• [Work order] Copy out each line below in which the string "files" appears.

• [Records for the task]
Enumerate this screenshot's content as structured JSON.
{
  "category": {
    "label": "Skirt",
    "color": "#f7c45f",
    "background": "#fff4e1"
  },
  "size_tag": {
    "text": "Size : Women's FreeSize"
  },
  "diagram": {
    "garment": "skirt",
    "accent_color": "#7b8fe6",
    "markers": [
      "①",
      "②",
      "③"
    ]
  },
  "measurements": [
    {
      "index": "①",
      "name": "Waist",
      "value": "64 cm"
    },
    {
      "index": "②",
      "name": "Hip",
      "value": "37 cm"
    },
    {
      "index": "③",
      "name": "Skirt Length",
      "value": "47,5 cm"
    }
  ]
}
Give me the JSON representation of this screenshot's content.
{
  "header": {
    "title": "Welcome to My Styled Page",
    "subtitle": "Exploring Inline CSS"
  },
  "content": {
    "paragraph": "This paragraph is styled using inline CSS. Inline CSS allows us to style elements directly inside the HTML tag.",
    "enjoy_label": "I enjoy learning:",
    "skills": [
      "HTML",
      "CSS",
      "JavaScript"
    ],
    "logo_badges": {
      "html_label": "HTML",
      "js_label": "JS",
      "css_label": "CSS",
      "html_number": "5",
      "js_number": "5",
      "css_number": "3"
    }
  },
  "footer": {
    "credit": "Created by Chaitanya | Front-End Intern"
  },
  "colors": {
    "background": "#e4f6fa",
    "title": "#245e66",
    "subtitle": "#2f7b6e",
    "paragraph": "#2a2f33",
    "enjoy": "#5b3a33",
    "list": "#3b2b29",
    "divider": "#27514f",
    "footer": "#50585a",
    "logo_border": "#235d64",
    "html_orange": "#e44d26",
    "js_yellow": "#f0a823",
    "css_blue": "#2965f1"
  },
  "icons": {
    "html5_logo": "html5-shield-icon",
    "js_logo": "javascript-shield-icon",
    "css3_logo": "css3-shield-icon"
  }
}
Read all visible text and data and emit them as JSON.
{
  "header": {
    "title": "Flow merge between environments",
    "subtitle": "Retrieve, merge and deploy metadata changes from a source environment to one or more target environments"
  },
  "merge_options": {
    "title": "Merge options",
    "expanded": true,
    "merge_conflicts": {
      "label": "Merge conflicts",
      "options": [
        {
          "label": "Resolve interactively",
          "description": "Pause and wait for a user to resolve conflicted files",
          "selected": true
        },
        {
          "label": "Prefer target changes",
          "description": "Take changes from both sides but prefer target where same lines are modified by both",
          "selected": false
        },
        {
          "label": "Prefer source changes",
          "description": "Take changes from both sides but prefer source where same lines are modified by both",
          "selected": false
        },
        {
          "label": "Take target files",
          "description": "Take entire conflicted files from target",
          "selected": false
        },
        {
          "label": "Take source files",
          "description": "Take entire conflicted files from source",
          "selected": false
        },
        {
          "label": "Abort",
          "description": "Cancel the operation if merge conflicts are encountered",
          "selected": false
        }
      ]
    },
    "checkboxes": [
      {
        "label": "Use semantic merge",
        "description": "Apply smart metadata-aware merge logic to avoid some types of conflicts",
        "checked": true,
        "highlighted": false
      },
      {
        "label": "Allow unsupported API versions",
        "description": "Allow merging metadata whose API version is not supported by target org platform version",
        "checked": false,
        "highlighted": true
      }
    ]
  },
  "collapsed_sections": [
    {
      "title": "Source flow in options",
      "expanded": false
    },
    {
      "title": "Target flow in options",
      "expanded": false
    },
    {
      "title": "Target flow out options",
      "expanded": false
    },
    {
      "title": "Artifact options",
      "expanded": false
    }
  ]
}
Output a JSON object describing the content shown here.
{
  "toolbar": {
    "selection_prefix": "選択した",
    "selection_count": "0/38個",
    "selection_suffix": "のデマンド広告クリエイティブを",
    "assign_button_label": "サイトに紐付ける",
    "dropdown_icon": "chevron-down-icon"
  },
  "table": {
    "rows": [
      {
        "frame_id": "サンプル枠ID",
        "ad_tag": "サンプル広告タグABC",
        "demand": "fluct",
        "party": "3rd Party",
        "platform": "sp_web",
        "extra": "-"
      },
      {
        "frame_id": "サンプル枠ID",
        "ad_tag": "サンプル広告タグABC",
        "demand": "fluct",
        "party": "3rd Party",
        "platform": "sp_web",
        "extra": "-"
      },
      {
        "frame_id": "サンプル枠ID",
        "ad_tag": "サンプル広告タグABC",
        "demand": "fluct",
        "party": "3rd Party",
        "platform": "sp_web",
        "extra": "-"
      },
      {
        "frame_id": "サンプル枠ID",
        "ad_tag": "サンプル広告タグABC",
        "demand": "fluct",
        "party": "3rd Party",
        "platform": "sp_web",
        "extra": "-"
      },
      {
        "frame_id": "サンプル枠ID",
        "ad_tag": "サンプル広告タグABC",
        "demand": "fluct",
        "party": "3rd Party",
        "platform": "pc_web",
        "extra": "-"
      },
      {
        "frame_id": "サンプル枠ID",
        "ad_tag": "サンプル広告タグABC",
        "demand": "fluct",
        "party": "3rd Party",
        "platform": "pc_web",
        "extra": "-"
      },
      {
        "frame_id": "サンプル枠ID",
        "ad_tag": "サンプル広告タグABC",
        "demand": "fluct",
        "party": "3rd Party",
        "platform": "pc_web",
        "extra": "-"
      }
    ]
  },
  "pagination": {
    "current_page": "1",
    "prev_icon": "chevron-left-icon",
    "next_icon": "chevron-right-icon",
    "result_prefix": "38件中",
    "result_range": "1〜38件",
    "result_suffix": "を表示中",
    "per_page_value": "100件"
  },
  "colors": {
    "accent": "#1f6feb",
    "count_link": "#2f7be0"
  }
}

• [Solution to this task]
          "description": "Pause and wait for a user to resolve conflicted files",
          "label": "Take target files",
          "description": "Take entire conflicted files from target",
          "label": "Take source files",
          "description": "Take entire conflicted files from source",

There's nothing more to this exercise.